Every line below that holds the word "JSON" must be listed.

(Stored dataset items)
============================================================

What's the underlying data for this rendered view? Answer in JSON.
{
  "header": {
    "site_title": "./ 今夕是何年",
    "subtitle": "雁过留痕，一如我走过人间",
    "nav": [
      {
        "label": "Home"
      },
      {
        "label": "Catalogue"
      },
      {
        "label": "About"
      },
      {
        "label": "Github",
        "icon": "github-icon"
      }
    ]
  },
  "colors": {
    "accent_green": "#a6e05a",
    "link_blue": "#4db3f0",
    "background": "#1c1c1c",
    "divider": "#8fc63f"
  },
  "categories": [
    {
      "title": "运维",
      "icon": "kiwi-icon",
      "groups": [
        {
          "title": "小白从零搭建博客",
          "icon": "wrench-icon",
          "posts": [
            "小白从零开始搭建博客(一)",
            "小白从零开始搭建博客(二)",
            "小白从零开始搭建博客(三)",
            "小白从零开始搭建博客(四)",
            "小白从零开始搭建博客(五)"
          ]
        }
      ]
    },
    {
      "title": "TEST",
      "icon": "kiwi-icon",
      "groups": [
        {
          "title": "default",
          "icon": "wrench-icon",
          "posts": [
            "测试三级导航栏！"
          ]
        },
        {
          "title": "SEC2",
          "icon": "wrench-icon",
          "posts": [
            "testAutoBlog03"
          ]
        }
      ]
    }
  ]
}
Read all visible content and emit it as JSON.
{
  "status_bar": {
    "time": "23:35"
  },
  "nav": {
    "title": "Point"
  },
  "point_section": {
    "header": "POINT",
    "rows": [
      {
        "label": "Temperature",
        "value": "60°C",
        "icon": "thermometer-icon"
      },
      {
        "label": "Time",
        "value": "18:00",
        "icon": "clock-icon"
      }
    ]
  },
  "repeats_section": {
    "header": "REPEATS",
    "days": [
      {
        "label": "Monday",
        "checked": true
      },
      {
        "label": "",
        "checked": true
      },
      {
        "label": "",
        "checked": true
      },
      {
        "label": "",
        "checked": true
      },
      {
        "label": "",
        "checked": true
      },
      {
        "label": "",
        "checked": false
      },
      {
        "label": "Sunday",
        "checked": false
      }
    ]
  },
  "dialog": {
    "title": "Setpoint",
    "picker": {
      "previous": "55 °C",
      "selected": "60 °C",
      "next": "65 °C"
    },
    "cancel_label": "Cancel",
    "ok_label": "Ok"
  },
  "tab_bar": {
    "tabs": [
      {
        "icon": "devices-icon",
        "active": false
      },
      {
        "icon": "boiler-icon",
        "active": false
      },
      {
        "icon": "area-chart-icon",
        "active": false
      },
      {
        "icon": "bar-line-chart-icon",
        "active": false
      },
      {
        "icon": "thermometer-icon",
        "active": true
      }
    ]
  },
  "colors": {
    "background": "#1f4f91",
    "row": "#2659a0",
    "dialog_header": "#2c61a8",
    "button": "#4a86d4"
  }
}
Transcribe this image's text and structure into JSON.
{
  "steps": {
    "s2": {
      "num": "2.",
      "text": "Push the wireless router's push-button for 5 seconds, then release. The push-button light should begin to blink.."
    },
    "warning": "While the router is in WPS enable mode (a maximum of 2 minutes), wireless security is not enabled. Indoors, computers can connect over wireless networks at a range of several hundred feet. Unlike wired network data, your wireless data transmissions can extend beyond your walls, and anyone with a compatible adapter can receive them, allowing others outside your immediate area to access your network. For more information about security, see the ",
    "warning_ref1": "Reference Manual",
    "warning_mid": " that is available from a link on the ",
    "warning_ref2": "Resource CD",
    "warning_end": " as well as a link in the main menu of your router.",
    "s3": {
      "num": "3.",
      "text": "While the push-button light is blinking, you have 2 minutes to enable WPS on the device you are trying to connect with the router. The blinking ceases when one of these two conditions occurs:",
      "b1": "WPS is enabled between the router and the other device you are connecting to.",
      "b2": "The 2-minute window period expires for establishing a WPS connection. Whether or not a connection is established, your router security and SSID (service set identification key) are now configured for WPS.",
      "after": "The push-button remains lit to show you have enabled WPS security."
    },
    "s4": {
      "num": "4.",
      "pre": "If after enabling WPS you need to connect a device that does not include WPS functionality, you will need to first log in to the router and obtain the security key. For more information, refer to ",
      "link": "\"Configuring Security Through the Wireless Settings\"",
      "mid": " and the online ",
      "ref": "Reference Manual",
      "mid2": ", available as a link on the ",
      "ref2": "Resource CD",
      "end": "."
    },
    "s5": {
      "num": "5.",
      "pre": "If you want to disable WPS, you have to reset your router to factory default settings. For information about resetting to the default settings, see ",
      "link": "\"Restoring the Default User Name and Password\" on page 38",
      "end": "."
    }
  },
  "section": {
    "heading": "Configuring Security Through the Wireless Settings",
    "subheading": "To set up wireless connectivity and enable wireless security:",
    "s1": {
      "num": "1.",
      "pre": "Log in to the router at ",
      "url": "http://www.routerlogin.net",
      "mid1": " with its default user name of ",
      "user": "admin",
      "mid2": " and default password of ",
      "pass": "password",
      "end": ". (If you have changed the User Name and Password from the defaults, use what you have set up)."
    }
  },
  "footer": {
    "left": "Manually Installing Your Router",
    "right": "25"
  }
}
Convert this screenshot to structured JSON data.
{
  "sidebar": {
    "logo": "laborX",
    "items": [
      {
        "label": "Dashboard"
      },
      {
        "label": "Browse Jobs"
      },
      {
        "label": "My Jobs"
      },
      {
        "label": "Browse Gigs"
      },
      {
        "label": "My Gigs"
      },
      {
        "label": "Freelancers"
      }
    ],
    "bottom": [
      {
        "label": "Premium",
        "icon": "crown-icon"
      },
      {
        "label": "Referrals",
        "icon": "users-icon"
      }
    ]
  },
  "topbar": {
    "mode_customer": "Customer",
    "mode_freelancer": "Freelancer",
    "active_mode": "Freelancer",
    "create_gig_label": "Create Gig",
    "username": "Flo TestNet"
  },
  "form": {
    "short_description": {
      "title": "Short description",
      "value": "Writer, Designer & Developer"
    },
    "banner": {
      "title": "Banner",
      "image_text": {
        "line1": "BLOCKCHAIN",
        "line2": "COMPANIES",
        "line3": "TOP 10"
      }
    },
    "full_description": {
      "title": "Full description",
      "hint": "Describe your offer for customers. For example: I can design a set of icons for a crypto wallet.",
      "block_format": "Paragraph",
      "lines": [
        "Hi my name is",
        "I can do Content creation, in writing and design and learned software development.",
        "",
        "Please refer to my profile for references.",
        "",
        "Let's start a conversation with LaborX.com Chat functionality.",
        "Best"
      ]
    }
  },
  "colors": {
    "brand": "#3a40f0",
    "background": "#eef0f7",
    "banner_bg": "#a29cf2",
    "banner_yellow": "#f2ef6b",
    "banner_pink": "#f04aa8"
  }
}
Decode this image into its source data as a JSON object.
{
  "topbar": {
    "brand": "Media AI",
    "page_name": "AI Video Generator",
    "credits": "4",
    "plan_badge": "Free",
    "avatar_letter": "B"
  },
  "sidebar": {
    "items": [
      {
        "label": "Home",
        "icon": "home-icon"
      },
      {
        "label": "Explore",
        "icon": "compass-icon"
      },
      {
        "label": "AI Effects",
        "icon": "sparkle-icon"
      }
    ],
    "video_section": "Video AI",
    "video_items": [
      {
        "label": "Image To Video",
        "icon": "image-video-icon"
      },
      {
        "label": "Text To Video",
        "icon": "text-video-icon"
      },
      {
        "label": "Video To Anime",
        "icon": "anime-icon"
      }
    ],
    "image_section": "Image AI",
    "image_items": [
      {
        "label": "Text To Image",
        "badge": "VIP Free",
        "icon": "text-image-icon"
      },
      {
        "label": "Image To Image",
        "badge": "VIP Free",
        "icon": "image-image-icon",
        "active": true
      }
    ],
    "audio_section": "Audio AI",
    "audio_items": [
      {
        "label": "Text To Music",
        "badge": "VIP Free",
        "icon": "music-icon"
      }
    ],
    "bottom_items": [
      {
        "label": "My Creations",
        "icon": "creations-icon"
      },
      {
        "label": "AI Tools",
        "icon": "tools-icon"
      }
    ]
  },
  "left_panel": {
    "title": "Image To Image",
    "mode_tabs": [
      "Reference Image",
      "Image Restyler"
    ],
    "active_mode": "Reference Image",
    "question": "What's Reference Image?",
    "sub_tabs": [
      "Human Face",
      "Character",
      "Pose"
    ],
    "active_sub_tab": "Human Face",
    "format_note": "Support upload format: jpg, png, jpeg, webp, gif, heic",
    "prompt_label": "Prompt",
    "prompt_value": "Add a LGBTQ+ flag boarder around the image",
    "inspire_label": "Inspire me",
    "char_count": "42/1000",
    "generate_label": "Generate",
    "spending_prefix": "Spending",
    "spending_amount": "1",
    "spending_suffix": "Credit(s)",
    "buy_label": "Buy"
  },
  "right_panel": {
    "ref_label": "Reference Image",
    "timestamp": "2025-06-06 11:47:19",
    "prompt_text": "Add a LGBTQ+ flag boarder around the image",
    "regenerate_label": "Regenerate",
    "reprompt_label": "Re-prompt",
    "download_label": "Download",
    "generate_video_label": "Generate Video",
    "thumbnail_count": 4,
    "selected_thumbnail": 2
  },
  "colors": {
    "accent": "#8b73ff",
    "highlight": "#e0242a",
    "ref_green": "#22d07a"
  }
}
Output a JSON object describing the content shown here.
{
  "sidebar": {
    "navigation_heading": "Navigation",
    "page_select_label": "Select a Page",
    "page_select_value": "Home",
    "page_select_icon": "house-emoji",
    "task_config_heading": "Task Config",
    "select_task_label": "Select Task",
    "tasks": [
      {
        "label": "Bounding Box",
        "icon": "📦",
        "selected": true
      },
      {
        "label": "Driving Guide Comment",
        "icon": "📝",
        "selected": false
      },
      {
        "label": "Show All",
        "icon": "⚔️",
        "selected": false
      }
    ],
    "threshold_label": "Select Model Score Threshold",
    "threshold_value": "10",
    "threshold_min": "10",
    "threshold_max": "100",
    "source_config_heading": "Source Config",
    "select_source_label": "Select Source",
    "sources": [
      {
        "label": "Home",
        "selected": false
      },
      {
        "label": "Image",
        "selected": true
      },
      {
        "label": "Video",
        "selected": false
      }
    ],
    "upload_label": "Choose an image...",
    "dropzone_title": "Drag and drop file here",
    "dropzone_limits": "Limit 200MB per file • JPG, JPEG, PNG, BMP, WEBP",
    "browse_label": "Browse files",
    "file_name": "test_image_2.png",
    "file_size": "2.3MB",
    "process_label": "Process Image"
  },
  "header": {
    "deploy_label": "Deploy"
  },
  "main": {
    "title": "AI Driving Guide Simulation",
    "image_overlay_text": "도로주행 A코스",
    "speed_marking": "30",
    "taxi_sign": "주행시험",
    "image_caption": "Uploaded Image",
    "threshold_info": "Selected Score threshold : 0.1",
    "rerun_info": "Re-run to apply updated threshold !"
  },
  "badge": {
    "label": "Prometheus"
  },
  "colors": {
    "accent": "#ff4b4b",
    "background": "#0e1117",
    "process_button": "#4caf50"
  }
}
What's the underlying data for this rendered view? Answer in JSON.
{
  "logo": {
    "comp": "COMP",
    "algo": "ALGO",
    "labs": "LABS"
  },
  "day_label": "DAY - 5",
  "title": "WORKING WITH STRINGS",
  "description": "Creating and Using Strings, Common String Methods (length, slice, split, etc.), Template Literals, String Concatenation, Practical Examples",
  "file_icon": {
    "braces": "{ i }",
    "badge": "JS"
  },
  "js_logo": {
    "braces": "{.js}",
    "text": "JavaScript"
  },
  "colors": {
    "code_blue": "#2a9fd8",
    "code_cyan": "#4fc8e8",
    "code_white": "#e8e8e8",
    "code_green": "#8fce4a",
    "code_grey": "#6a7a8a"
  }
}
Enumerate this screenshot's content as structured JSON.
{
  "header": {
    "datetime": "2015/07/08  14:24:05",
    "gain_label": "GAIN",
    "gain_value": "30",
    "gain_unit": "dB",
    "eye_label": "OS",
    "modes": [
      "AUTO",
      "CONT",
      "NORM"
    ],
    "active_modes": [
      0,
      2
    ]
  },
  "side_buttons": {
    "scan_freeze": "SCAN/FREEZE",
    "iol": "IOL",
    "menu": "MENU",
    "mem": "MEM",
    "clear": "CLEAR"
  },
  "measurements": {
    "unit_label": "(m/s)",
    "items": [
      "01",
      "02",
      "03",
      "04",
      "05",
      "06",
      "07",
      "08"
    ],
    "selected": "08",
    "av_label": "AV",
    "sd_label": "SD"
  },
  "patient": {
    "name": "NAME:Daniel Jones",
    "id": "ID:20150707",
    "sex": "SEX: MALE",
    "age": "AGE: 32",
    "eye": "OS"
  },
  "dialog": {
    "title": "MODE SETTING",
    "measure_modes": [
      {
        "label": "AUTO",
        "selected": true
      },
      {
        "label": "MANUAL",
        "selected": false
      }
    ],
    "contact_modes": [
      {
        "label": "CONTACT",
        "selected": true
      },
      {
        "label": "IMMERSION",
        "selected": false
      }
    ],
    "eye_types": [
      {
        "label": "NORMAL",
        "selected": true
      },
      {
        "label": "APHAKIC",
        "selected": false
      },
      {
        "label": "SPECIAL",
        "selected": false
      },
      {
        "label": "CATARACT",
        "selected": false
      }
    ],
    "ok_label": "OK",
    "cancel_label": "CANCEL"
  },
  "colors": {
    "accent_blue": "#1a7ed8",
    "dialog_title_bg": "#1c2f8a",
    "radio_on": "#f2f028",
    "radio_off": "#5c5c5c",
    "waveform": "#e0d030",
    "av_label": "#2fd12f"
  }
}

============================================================

● EXPECTED ANSWER:
What's the underlying data for this rendered view? Answer in JSON.
Read all visible content and emit it as JSON.
Transcribe this image's text and structure into JSON.
Convert this screenshot to structured JSON data.
Decode this image into its source data as a JSON object.
Output a JSON object describing the content shown here.
What's the underlying data for this rendered view? Answer in JSON.
Enumerate this screenshot's content as structured JSON.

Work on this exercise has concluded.